The common ‘raw material’ of these works is found within a preoccupation with the relationships between image and language. Indeed, Liddiment is particularly interested in clichés and stereotypes. He uses everyday objects (the discarded centre from a roll of toilet paper, a beer bottle label, or a wildlife poster) and discreetly redirects them to generate new thoughts. Thus in Painted Paper, the paint laid every day for a year on the card tube recreates a banal volume that might also seem to refer to the ritualistic ‘Eastern’ technique of lacquerware. Similarly in Cultural Workers, from German beer labels, we see emerge an army of Bavarian waitresses in national dress.
Liddiment moves ‘things’, giving new status to these apparently ordinary objects and formats. This displacement is often spatial, as in such works as Feint Horizon or his series Pictorial Constructs, where he plays with the illusion of a third dimension within two-dimensional works. In the neon work Figure of Speech, the displacement is numerical, with the missing 1 from the sequence 0,2,3 restored by using the remaining digits alphabetically.

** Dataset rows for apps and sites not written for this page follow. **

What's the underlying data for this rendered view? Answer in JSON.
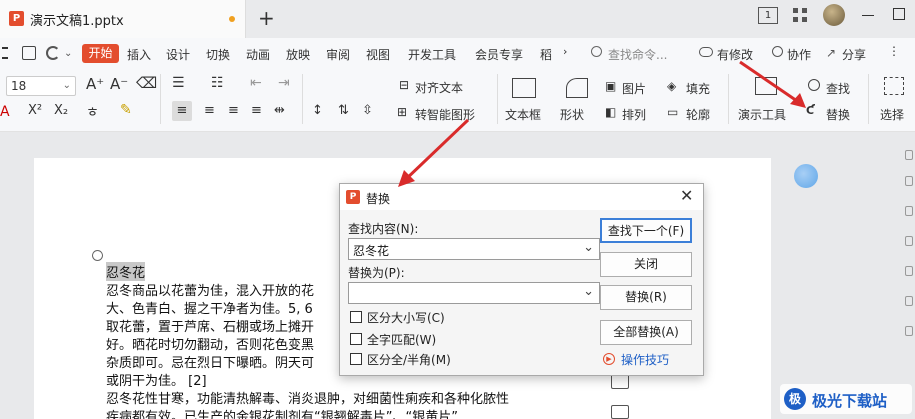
{
  "tab": {
    "title": "演示文稿1.pptx",
    "logo": "P"
  },
  "window": {
    "new_tab": "+",
    "page_indicator": "1"
  },
  "menu": {
    "items": [
      "开始",
      "插入",
      "设计",
      "切换",
      "动画",
      "放映",
      "审阅",
      "视图",
      "开发工具",
      "会员专享",
      "稻"
    ],
    "search_placeholder": "查找命令...",
    "unsaved": "有修改",
    "collaborate": "协作",
    "share": "分享"
  },
  "toolbar": {
    "font_size": "18",
    "align_text": "对齐文本",
    "smart_shape": "转智能图形",
    "text_box": "文本框",
    "shape": "形状",
    "picture": "图片",
    "arrange": "排列",
    "fill": "填充",
    "outline": "轮廓",
    "present_tools": "演示工具",
    "find": "查找",
    "replace": "替换",
    "select": "选择"
  },
  "slide": {
    "lines": [
      "忍冬花",
      "忍冬商品以花蕾为佳，混入开放的花",
      "大、色青白、握之干净者为佳。5, 6",
      "取花蕾，置于芦席、石棚或场上摊开",
      "好。晒花时切勿翻动，否则花色变黑",
      "杂质即可。忌在烈日下曝晒。阴天可",
      "或阴干为佳。 [2]",
      "忍冬花性甘寒，功能清热解毒、消炎退肿，对细菌性痢疾和各种化脓性",
      "疾病都有效。已生产的金银花制剂有“银翘解毒片”、“银黄片”"
    ]
  },
  "dialog": {
    "title": "替换",
    "find_label": "查找内容(N):",
    "find_value": "忍冬花",
    "replace_label": "替换为(P):",
    "replace_value": "",
    "options": [
      "区分大小写(C)",
      "全字匹配(W)",
      "区分全/半角(M)"
    ],
    "buttons": {
      "find_next": "查找下一个(F)",
      "close": "关闭",
      "replace": "替换(R)",
      "replace_all": "全部替换(A)"
    },
    "tips": "操作技巧"
  },
  "watermark": "极光下载站",
  "colors": {
    "brand": "#e34d2e",
    "arrow": "#d92b2b",
    "accent_blue": "#1e5fc6"
  }
}
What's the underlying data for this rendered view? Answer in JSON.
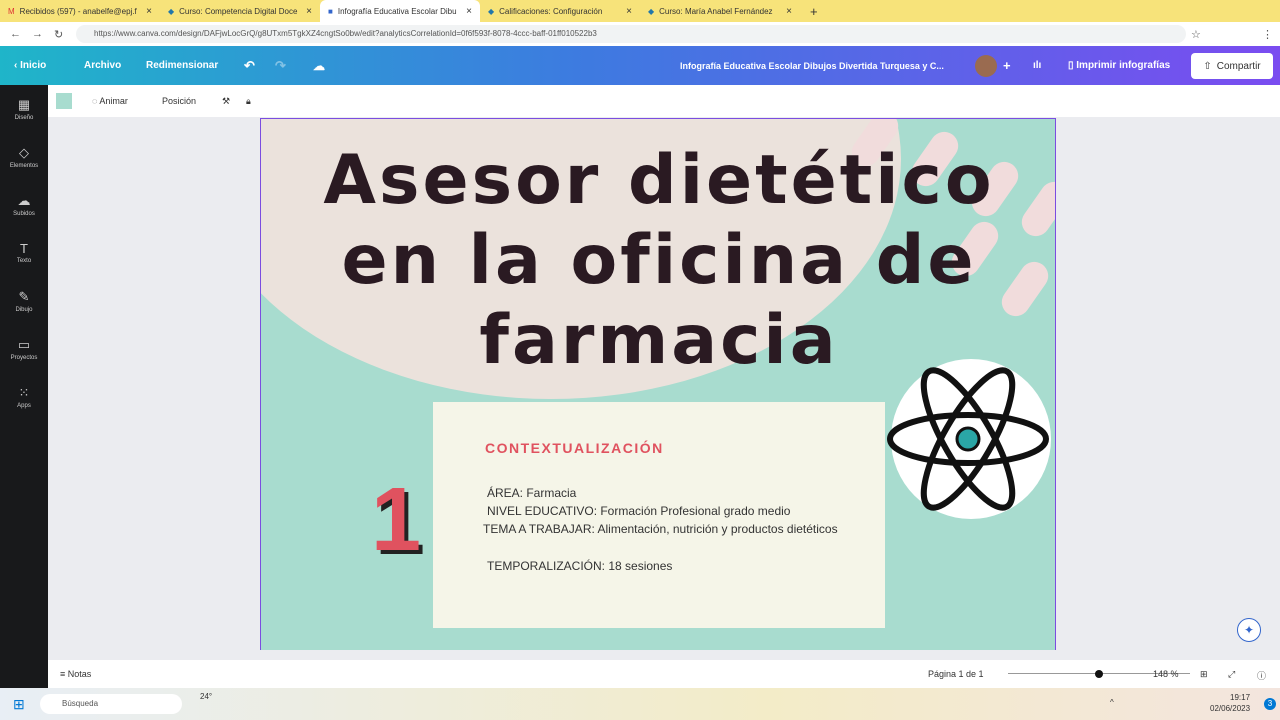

Untitled (Midtone) is what the English call ‘a tea towel’, a cloth used more specifically in the kitchen for drying the ‘washing up’. This piece perfectly illustrates the concern of the artist. It is a utilitarian object that the artist hangs on the wall of the gallery as a ‘soft’ canvas. Instead of bearing a typical commemorative design, the words ‘Content’ and ‘Form’ are superimposed on each other. Which prevails, form over content? Or vice-versa? What is most important in the installation Untitled 2010, a work in which shelving tracks and brackets become a wall attachment system for a pair of Panda posters; The attachment system - comically reminiscent of the bamboo in the image - or the more formal reading, of the shelving tracks as deconstructed framing device?
The two figures of fishermen in the eponymous work Men of the Mountains, Deserts and Seas appear identical at first and yet, looking more closely, we see that this is not quite the case. Each of the works in this exhibition are conceived and constructed with such attention to detail. Liddiment encourages us to sharpen our eyes and our perceptions.
ESPACE SOUS VERRIERE